Growth Wall

Standards-Based Grading

Video Transcript

After students analyze their quizzes and then take their first round of retakes, we are ready to celebrate growth. More than just celebrating high grades, we also want to give recognition to any student who grows their understanding.

How can we do this? Let’s talk about the growth wall.

First, what is a growth wall? Basically, we designate a wall in our classroom to place symbols of recognition for students who either improve their score on a concept or master a concept.

In my classroom, I chose to put student names on hexagons.

Here’s an example. I made a template with a cool hexagon design and a text box for the student’s name and the concept they mastered or grew their understanding in.

The reason why I chose this hexagon is because it not only looks cool individually, but the wall looks more and more cool as more hexagons are added. They tile nicely, and together, all the student growth creates a beautiful pattern.

So, each hexagon symbolizes a cool achievement, growth or mastery. And the wall symbolizes that together we achieve something better than what we do as individuals.

By the way, a link to a template hexagon is on our workshop page for you to use if you’d like.

That’s the wall, now let’s see how students receive a hexagon. 

Any time a student improves their score on a retake or masters a quiz or retake, the student earns a hexagon. Here are 3 examples.

Example 1. Student scores a 10 on the first attempt of the slope quiz or a 10 on any retake of the slope quiz. This student earns a hexagon.

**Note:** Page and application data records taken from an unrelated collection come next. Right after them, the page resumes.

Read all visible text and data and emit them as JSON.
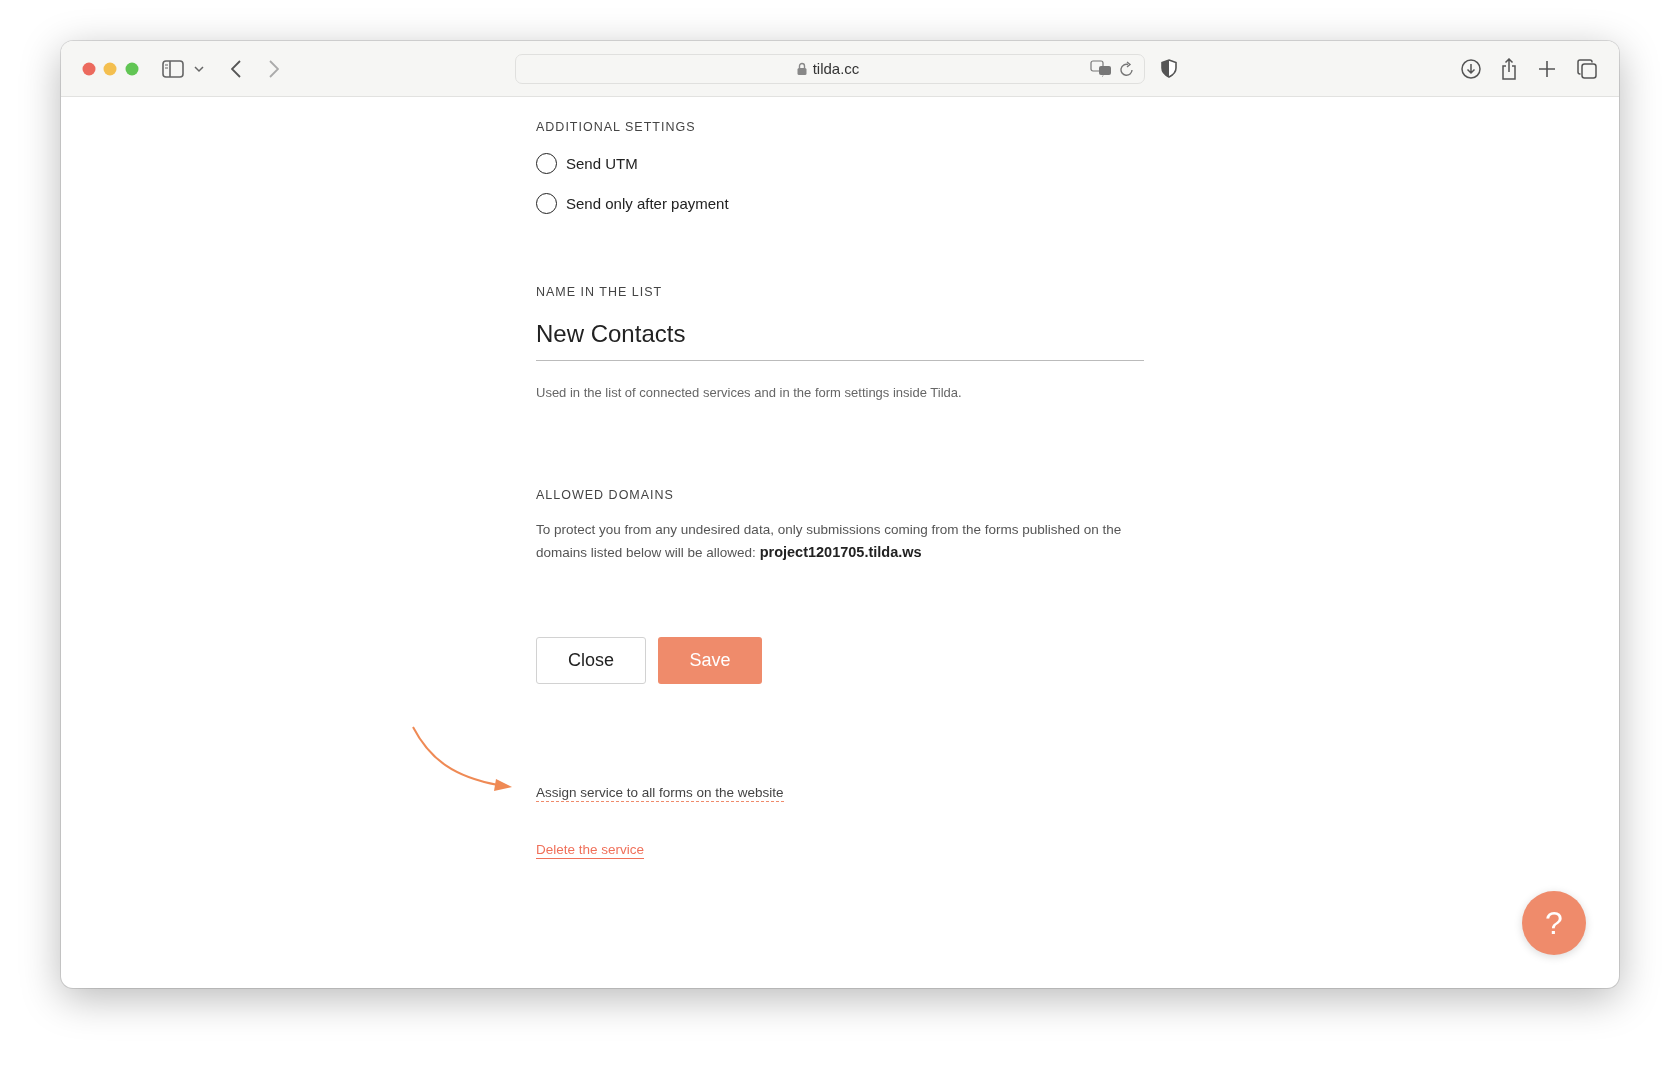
{
  "browser": {
    "url": "tilda.cc"
  },
  "additional_settings": {
    "heading": "ADDITIONAL SETTINGS",
    "options": [
      {
        "label": "Send UTM",
        "checked": false
      },
      {
        "label": "Send only after payment",
        "checked": false
      }
    ]
  },
  "name_in_list": {
    "heading": "NAME IN THE LIST",
    "value": "New Contacts",
    "hint": "Used in the list of connected services and in the form settings inside Tilda."
  },
  "allowed_domains": {
    "heading": "ALLOWED DOMAINS",
    "text": "To protect you from any undesired data, only submissions coming from the forms published on the domains listed below will be allowed: **project1201705.tilda.ws**"
  },
  "buttons": [
    {
      "label": "Close",
      "kind": "secondary"
    },
    {
      "label": "Save",
      "kind": "primary"
    }
  ],
  "links": [
    {
      "label": "Assign service to all forms on the website",
      "kind": "assign"
    },
    {
      "label": "Delete the service",
      "kind": "delete"
    }
  ],
  "help_button": {
    "label": "?"
  }
}
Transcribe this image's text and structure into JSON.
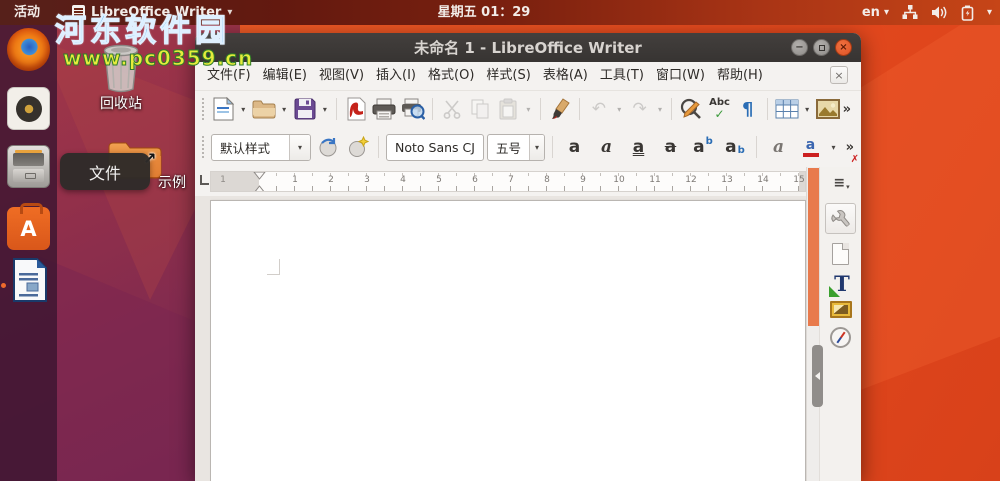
{
  "glyphs": {
    "caret": "▾",
    "chevron_overflow": "»",
    "minus": "−",
    "close_x": "×",
    "undo": "↶",
    "redo": "↷",
    "check": "✓",
    "clear_x": "✗",
    "pilcrow": "¶",
    "shortcut_arrow": "↗",
    "menu_bars": "≡"
  },
  "top_bar": {
    "activities": "活动",
    "app_name": "LibreOffice Writer",
    "clock": "星期五 01：29",
    "keyboard_layout": "en"
  },
  "watermark": {
    "line1": "河东软件园",
    "line2": "www.pc0359.cn"
  },
  "desktop": {
    "trash_label": "回收站",
    "folder_label": "示例",
    "tooltip": "文件"
  },
  "dock": {
    "items": [
      "firefox",
      "rhythmbox",
      "files",
      "ubuntu-software",
      "libreoffice-writer"
    ]
  },
  "window": {
    "title": "未命名 1 - LibreOffice Writer",
    "menus": [
      "文件(F)",
      "编辑(E)",
      "视图(V)",
      "插入(I)",
      "格式(O)",
      "样式(S)",
      "表格(A)",
      "工具(T)",
      "窗口(W)",
      "帮助(H)"
    ],
    "toolbar": {
      "spell_label": "Abc"
    },
    "format_bar": {
      "paragraph_style": "默认样式",
      "font_name": "Noto Sans CJ",
      "font_size": "五号",
      "bold": "a",
      "italic": "a",
      "underline": "a",
      "strikethrough": "a",
      "superscript_main": "a",
      "superscript_small": "b",
      "subscript_main": "a",
      "subscript_small": "b",
      "clear_main": "a",
      "fontcolor_main": "a"
    },
    "ruler": {
      "margin_number": "1",
      "numbers": [
        "1",
        "2",
        "3",
        "4",
        "5",
        "6",
        "7",
        "8",
        "9",
        "10",
        "11",
        "12",
        "13",
        "14",
        "15"
      ]
    },
    "sidebar_tabs": [
      "sidebar-settings",
      "properties",
      "page",
      "styles",
      "gallery",
      "navigator"
    ]
  },
  "colors": {
    "ubuntu_orange": "#e54a1e",
    "aubergine": "#8e2d48",
    "scroll_thumb": "#e87a4c",
    "titlebar": "#3c3937",
    "close_button": "#dd5226",
    "watermark_blue": "#2aa0e8",
    "watermark_yellow": "#e6ec3c"
  }
}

Example 2. Student earns an 8 on the first attempt of the slope quiz and then scores an 8.5 on the retake. This student earns a hexagon.

Example 3. Student earns a 7 on the first attempt of the slope quiz, then scores a 7 on the retake and then scores a 7.5 on the second retake. This student earns a hexagon.

Again, whenever a student scores a 10 for mastery or improves their score in any way on any retake, a student earns a hexagon.

This is really exciting because there is visible growth for all to see. I also like it because it gives an opportunity to celebrate potentially every student in the classroom. Even if someone improves from a 6 to a 6.5, it’s a celebration opportunity because growth is happening.

Finally, when do we officially announce that students have earned a hexagon and then place it on the wall?

Since the goal is to celebrate and not create social status, I want to make sure the class doesn’t know who scored a 10 versus who improved their score. I only care to celebrate growth and learning.

Therefore, Hexagons are not announced until after the first retake has been graded for each concept. 

For example, when we take the first slope quiz, I do not announce the students who earned a 10. I don’t announce any hexagons for the concept after the first attempt.

However, after the results for the first retake of the slope quiz are released, I then announce all hexagons for that concept. Therefore, any students who scored a 10 on the first quiz are not singled out but instead looped in with students who showed growth.

I did this because Students realize the only way to earn a hexagon after the first quiz is to score 10 (mastery). This makes sense because a student can’t demonstrate improvement on a quiz until they’ve taken a retake. Therefore, in order to keep from reinforcing classroom status, we wait until after the retake to reveal hexagons because all options are open at that point. Students could have made a 100, improved by a small increment, or improved by a large increment. It’s more of a mystery, and I believe this is better for classroom culture.

Well we’ve officially made it to the end of the workshop. Thank you so much for spending your valuable time with me. I really appreciate it.

As always, if you have follow up questions about anything we talked about, don’t hesitate to reach out.

Take care, and best of luck this school year.